by [?]

The following paragraphs recently appeared in the papers:

“Boulogne-Sur-Mer, January 22.–Our correspondent writes:

“A fearful accident has thrown our sea-faring population, which has suffered so much in the last two years, into the greatest consternation. The fishing smack commanded by Captain Javel, on entering the harbor was wrecked on the rocks of the harbor breakwater.

“In spite of the efforts of the life boat and the shooting of life lines from the shore four sailors and the cabin boy were lost.

“The rough weather continues. Fresh disasters are anticipated.”

Who is this Captain Javel? Is he the brother of the one-armed man?

If the poor man tossed about in the waves and dead, perhaps, beneath his wrecked boat, is the one I am thinking of, he took part, just eighteen years ago, in another tragedy, terrible and simple as are all these fearful tragedies of the sea.

Javel, senior, was then master of a trawling smack.

The trawling smack is the ideal fishing boat. So solidly built that it fears no weather, with a round bottom, tossed about unceasingly on the waves like a cork, always on top, always thrashed by the harsh salt winds of the English Channel, it ploughs the sea unweariedly with bellying sail, dragging along at its side a huge trawling net, which scours the depths of the ocean, and detaches and gathers in all the animals asleep in the rocks, the flat fish glued to the sand, the heavy crabs with their curved claws, and the lobsters with their pointed mustaches.

When the breeze is fresh and the sea choppy, the boat starts in to trawl. The net is fastened all along a big log of wood clamped with iron and is let down by two ropes on pulleys at either end of the boat. And the boat, driven by the wind and the tide, draws along this apparatus which ransacks and plunders the depths of the sea.

Javel had on board his younger brother, four sailors and a cabin boy. He had set sail from Boulogne on a beautiful day to go trawling.

But presently a wind sprang up, and a hurricane obliged the smack to run to shore. She gained the English coast, but the high sea broke against the rocks and dashed on the beach, making it impossible to go into port, filling all the harbor entrances with foam and noise and danger.

The smack started off again, riding on the waves, tossed, shaken, dripping, buffeted by masses of water, but game in spite of everything; accustomed to this boisterous weather, which sometimes kept it roving between the two neighboring countries without its being able to make port in either.

At length the hurricane calmed down just as they were in the open, and although the sea was still high the captain gave orders to cast the net.

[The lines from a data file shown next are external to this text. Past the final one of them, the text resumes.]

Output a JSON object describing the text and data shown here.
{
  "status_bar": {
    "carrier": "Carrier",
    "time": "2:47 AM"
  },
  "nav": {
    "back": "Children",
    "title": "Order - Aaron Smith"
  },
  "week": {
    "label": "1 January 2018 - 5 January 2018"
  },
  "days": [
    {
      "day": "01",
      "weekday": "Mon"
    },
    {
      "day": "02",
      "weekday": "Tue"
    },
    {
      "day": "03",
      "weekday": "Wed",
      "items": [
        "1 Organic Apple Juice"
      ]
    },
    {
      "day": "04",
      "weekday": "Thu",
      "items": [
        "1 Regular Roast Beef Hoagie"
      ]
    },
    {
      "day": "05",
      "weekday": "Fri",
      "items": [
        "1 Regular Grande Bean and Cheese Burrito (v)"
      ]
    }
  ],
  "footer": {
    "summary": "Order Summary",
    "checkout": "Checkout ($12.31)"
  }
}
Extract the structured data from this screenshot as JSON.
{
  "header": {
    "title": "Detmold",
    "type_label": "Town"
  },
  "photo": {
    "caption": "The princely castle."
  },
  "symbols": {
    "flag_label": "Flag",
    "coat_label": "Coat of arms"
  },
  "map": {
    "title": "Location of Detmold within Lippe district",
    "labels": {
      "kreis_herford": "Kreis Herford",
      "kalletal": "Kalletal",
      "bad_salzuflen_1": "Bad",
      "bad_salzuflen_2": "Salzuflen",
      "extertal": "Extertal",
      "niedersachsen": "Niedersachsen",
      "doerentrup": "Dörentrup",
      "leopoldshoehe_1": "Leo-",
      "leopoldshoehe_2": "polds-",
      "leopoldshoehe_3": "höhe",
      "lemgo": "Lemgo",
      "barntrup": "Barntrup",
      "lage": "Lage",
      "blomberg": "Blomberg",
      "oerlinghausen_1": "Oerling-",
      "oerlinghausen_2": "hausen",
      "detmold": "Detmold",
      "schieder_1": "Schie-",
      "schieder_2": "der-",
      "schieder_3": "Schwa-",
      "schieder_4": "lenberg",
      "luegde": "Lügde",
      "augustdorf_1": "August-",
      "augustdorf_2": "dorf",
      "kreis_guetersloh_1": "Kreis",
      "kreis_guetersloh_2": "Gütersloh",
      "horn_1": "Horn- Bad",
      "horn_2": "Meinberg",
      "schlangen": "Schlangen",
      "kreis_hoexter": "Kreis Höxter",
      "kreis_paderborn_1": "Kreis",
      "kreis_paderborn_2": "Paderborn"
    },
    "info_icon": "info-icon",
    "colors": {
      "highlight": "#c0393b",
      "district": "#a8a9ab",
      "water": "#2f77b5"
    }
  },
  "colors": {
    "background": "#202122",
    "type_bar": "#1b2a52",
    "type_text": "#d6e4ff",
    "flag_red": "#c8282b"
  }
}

So it was lifted overboard, and two men in the bows and two in the stern began to unwind the ropes that held it. It suddenly touched bottom, but a big wave made the boat heel, and Javel, junior, who was in the bows directing the lowering of the net, staggered, and his arm was caught in the rope which the shock had slipped from the pulley for an instant. He made a desperate effort to raise the rope with the other hand, but the net was down and the taut rope did not give.

The man cried out in agony. They all ran to his aid. His brother left the rudder. They all seized the rope, trying to free the arm it was bruising. But in vain. “We must cut it,” said a sailor, and he took from his pocket a big knife, which, with two strokes, could save young Javel’s arm.

But if the rope were cut the trawling net would be lost, and this net was worth money, a great deal of money, fifteen hundred francs. And it belonged to Javel, senior, who was tenacious of his property.